What the task asks
The answer should hold only the lines from the one that contains "Transcribe this image's" through the last line of the material, repeated exactly, without pictures.

Provided material
────────

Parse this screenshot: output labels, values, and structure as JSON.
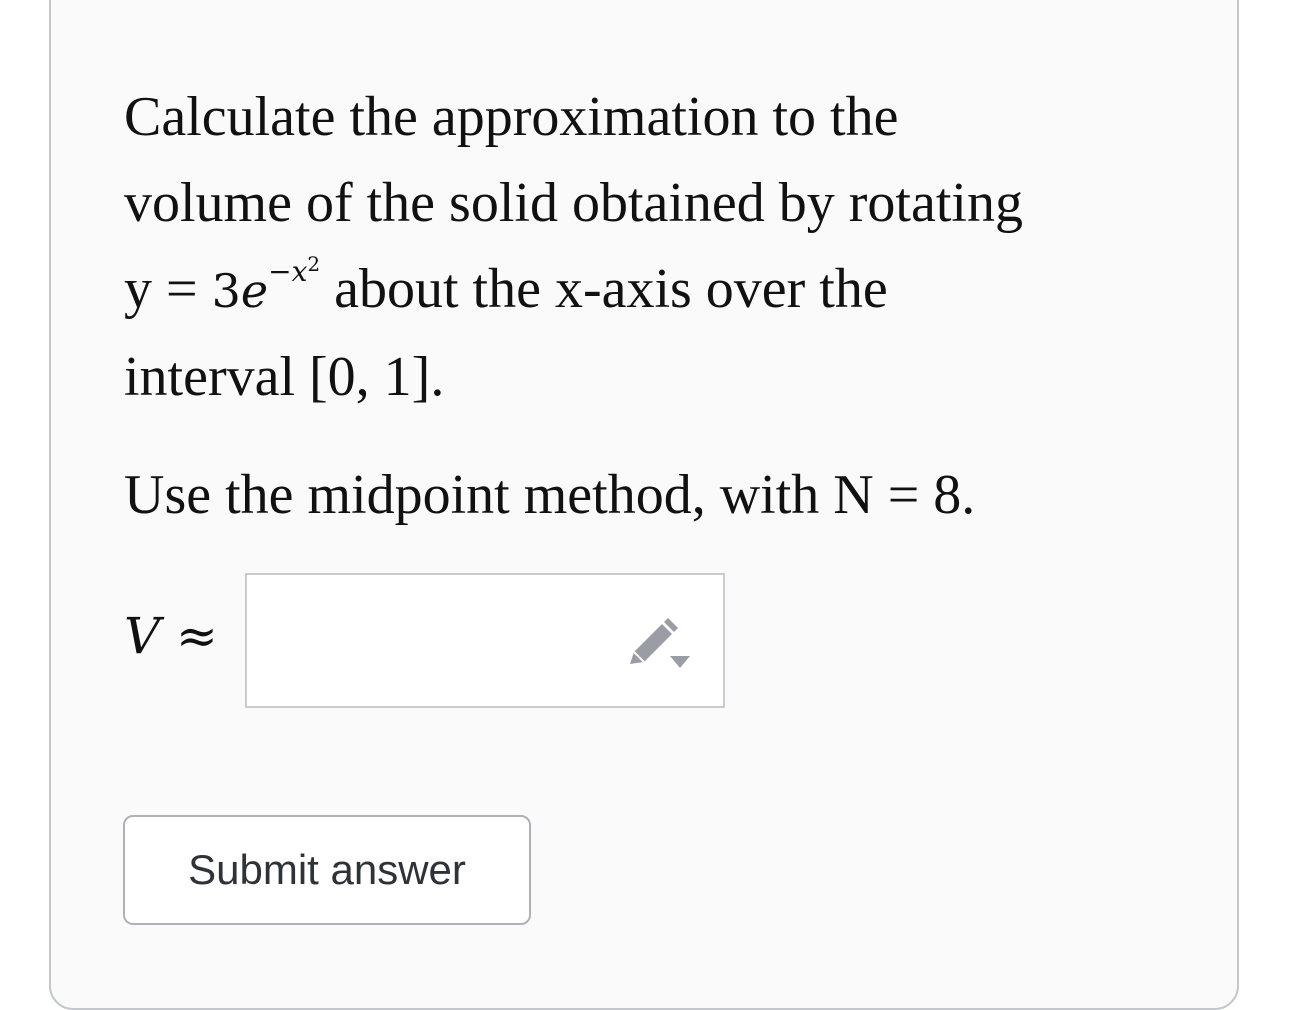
{
  "question": {
    "line1": "Calculate the approximation to the",
    "line2": "volume of the solid obtained by rotating",
    "line3_prefix": "y = ",
    "line3_coef": "3",
    "line3_base": "e",
    "line3_exp_minus": "−",
    "line3_exp_var": "x",
    "line3_exp_pow": "2",
    "line3_suffix": "about the x-axis over the",
    "line4": "interval [0, 1]."
  },
  "instruction": "Use the midpoint method, with N = 8.",
  "answer": {
    "variable": "V",
    "symbol": "≈",
    "value": "",
    "edit_icon": "pencil-dropdown-icon"
  },
  "submit_label": "Submit answer",
  "colors": {
    "card_background": "#fafafa",
    "card_border": "#c4c7cc",
    "text": "#111111",
    "button_text": "#2f3338",
    "icon": "#9a9ea4"
  }
}
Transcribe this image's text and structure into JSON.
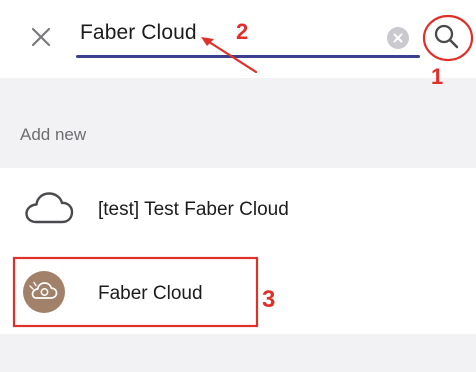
{
  "search": {
    "query": "Faber Cloud"
  },
  "section": {
    "title": "Add new"
  },
  "list": [
    {
      "label": "[test] Test Faber Cloud",
      "icon": "cloud-outline-icon"
    },
    {
      "label": "Faber Cloud",
      "icon": "faber-cloud-avatar-icon"
    }
  ],
  "annotations": {
    "one": "1",
    "two": "2",
    "three": "3",
    "color": "#e0302a"
  },
  "colors": {
    "accent_underline": "#3b3f8f",
    "background": "#f2f2f4",
    "avatar_brown": "#a1816a"
  }
}
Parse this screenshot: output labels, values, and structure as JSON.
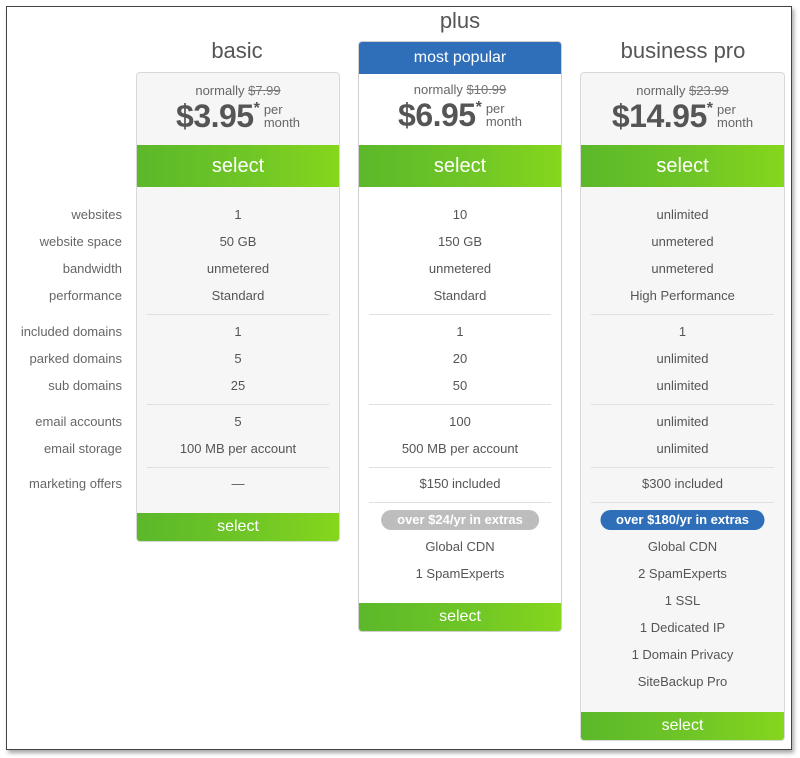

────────

Answer box
Transcribe this image's text and structure into JSON.
{
  "search": {
    "query": "Faber Cloud"
  },
  "section": {
    "title": "Add new"
  },
  "list": [
    {
      "label": "[test] Test Faber Cloud",
      "icon": "cloud-outline-icon"
    },
    {
      "label": "Faber Cloud",
      "icon": "faber-cloud-avatar-icon"
    }
  ],
  "annotations": {
    "one": "1",
    "two": "2",
    "three": "3",
    "color": "#e0302a"
  },
  "colors": {
    "accent_underline": "#3b3f8f",
    "background": "#f2f2f4",
    "avatar_brown": "#a1816a"
  }
}
Parse this screenshot: output labels, values, and structure as JSON.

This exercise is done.